National Poetry Writing Month, is an annual project in which participating poets attempt to write a poem a day for the month of April.
This website (napowrimo.net) is owned and operated by Maureen Thorson, a poet living in Washington, DC. Inspired by NaNoWriMo, or National Novel Writing Month), she started writing a poem a day for the month of April back in 2003, posting the poems on her blog. When other people started writing poems for April, and posting them on their own blogs, Maureen linked to them. After a few years, so many people were doing NaPoWriMo that Maureen decided to launch an independent website for the project.
This site was designed by the very nice people at 2the9design, who know waaaaayyyyy more about back-end coding stuff than Maureen does. But this site isn’t meant to be “official,” or to indicate ownership or authority over the idea of writing 30 poems in April. There is no corporate sponsorship of this project. No money is intended to change hands anywhere. Maureen just likes poems and wants to encourage people to write them. The site doesn’t ask for your email address, or any other personal information. Heck, you don’t even have to give your name.

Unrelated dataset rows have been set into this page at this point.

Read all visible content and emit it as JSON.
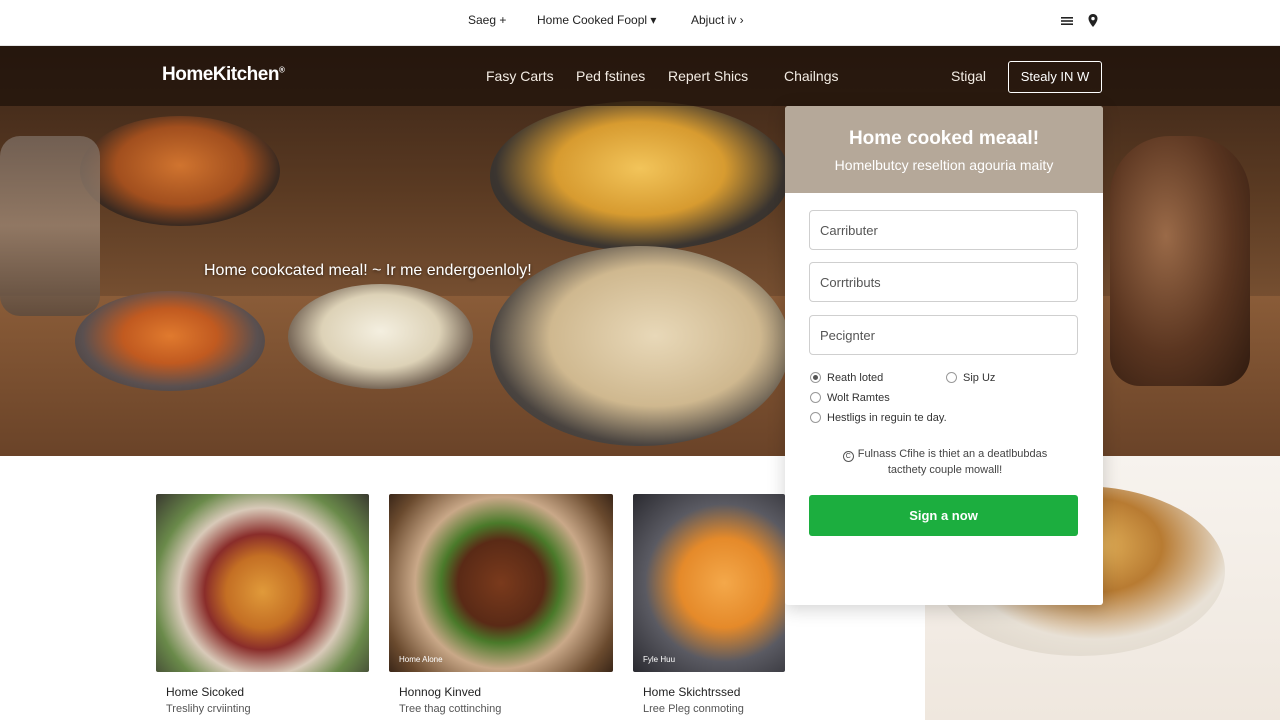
{
  "utility_bar": {
    "items": [
      "Saeg +",
      "Home Cooked Foopl ▾",
      "Abjuct iv ›"
    ],
    "icons": [
      "menu-lines-icon",
      "location-pin-icon"
    ]
  },
  "nav": {
    "logo": "HomeKitchen",
    "logo_mark": "®",
    "links": [
      "Fasy Carts",
      "Ped fstines",
      "Repert Shics",
      "Chailngs"
    ],
    "signin_text": "Stigal",
    "signup_button": "Stealy IN W"
  },
  "hero": {
    "tagline": "Home cookcated meal! ~ Ir me endergoenloly!"
  },
  "signup_panel": {
    "title": "Home cooked meaal!",
    "subtitle": "Homelbutcy reseltion agouria maity",
    "fields": [
      {
        "placeholder": "Carributer"
      },
      {
        "placeholder": "Corrtributs"
      },
      {
        "placeholder": "Pecignter"
      }
    ],
    "options": [
      {
        "label": "Reath loted",
        "selected": true
      },
      {
        "label": "Sip Uz",
        "selected": false
      },
      {
        "label": "Wolt Ramtes",
        "selected": false
      },
      {
        "label": "Hestligs in reguin te day.",
        "selected": false
      }
    ],
    "note_line1": "Fulnass Cfihe is thiet an a deatlbubdas",
    "note_line2": "tacthety couple mowall!",
    "cta": "Sign a now"
  },
  "cards": [
    {
      "title": "Home Sicoked",
      "subtitle": "Treslihy crviinting",
      "caption": ""
    },
    {
      "title": "Honnog Kinved",
      "subtitle": "Tree thag cottinching",
      "caption": "Home Alone"
    },
    {
      "title": "Home Skichtrssed",
      "subtitle": "Lree Pleg conmoting",
      "caption": "Fyle Huu"
    }
  ],
  "colors": {
    "cta_green": "#1cae3f",
    "nav_overlay": "#1e120a",
    "panel_header": "#786046"
  }
}
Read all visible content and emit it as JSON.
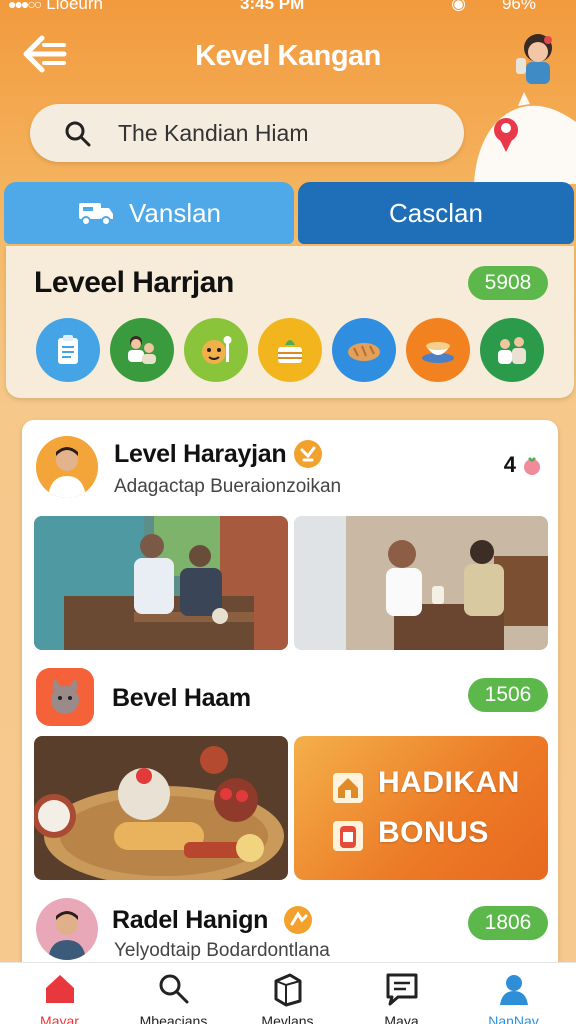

Maureen Thorson’s collection Share the Wealth combines playful persona poems and satires with beautiful lyrics about life in the woods. One can’t move to Maine without channeling the ghost of James Schuyler, so it’s not surprising that his careful and sly observational style informs Thorson’s most grounded lyrics. “Bliss is relative,” says a frog in one of her poems, and I’m grateful to these poems for reminding us to look for bliss, however relative it may be.
— Joanna Fuhrman, author of To a New Era
And here you can find a reading from February 2022 – Boog City festival.
Maureen Thorson is the author of Share the Wealth (Veliz Books, 2022), On Dreams (Bloof Books 2021), My Resignation (Shearsman 2014), and Applies to Oranges (Ugly Duckling Presse 2011), as well as the chapbook Mayport, which won the Poetry Society of America’s national chapbook fellowship for 2006. She lives in Falmouth, Maine.
Projects in the Poetry World which keep longevity are to be praised, heartfelt gratitude to Maureen for keeping NaPoWriMo part of our lives every April!
NaPoWriMo certainly gets to the heart of things. I enjoy April every year for the gifts of words and focus on poetry. I give myself permission to write a lot of rubbish, but every year there are a handful of poems created with a glow, many of these go on to be published in magazines, anthologies and my own collections.